Mental Capacity Myths

Sarah Grimwood, Associate in the Russell-Cooke Solicitors, private client team.
Sarah Grimwood
3 min Read

What is a LPA?

A Lasting Power of Attorney (LPA) is a legal deed appointing one or more individuals (“attorneys”) to make decisions on your behalf.  

Common reasons for not making LPA's 

In this article, we unpack some of the common reasons given by clients for not making LPAs, often based on false assumptions:

  • “My spouse or civil partner can make decisions for me if I lose mental capacity” You may think that if you lose capacity, your spouse or civil partner would be able to deal with your property and financial affairs, or make decisions in relation to your health and care, however, they have no automatic right to do so. Despite the common use of the term “next of kin”, this is not a legal status and does not confer any decision-making powers on your relatives. In order for someone to make decisions on your behalf, in the event that you lack the mental capacity to do so yourself, they would need to be appointed under an LPA.
  • “I’ve already made an Enduring Power of Attorney” The LPA replaced the Enduring Power of Attorney (EPA) in 2007. Whilst EPAs still remain legally valid, it can cause the following difficulties in practice:
    • EPAs only cover your property and financial affairs but do not cover your health and care decisions which require a separate health and welfare LPA;
    • The EPA is registered when you start to loose, or have already lost, mental capacity meaning that it cannot be used by your attorney(s) straightway.
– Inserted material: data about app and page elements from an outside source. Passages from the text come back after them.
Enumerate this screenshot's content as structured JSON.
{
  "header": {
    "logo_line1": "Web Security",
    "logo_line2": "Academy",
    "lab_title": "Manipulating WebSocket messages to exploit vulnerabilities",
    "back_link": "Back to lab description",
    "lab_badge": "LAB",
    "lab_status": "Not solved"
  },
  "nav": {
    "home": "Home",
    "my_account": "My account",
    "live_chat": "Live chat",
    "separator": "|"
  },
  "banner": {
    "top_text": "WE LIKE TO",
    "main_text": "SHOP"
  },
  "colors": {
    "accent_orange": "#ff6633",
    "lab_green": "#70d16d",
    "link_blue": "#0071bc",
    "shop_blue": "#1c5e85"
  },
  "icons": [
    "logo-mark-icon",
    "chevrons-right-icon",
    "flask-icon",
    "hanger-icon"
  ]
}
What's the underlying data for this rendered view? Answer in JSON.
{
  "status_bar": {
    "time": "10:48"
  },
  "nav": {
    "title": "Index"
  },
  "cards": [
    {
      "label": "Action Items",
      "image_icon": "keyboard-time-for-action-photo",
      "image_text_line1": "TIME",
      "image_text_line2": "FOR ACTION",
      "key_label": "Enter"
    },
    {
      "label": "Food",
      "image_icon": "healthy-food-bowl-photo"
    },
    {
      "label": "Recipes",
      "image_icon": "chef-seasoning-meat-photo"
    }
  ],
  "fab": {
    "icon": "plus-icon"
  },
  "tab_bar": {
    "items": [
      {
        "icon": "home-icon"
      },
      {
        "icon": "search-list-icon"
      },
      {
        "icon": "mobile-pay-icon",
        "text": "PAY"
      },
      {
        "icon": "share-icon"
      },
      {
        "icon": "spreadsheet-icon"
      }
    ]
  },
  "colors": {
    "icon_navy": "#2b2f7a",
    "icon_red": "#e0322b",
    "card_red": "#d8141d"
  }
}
This can create issues if decisions need to be made urgently. An LPA, however, can be registered as soon as it has been completed and is therefore ready to use when required; and
    • Unregistered EPAs can be used by attorneys while the donor still has mental capacity, but more and more financial institutions are not accepting them, as they are not registered, even though this is not a requirement.  LPAs can only be used when they have been registered.
  • “I’ve already appointed executors under my Will to make decisions for me” An executor appointed under your Will deals with your financial affairs only after your death, whilst an attorney appointed under an LPA makes decisions on your behalf during your lifetime.  The LPA comes to an end on the day you die, and the Will then takes effect.
  • “I’m too young to consider making an LPA” LPAs are not just for later life, as some people may think. If, for example, you were involved in a serious accident which left you incapacitated, those who you would wish to make decisions on your behalf would not have the ability to do so, if no LPA was in place. Also, without an LPA, those in charge of your care (e.g. social workers and doctors) would make health and care decisions based on what they believe to be in your best interests. 
  • “I have capacity at the moment so I will think about it when the time comes” To make an LPA, you must have mental capacity. Thinking about making an LPA once you have lost mental capacity is too late and, in these circumstances, an application to the Court of Protection would need to be made to appoint a Deputy to make decisions on your behalf which can incur significant costs and delay. LPAs really are a stitch in time. There is no expedited registration service and the current time scale for registration of LPAs by the Office of the Public Guardian is 20 weeks, and the LPAs cannot be operated until they are registered.

Why should you consider an making an LPA?

Making an LPA brings peace of mind, knowing those you chose are appointed to act on your behalf, should you become unable to make decisions during your lifetime.

Sarah Grimwood is an Associate in the Private Client Team in Putney. Sarah advises on a range of private client matters including tax advice; trust advice and administration; and wills, estate planning and estate administration.

Briefings Individuals & families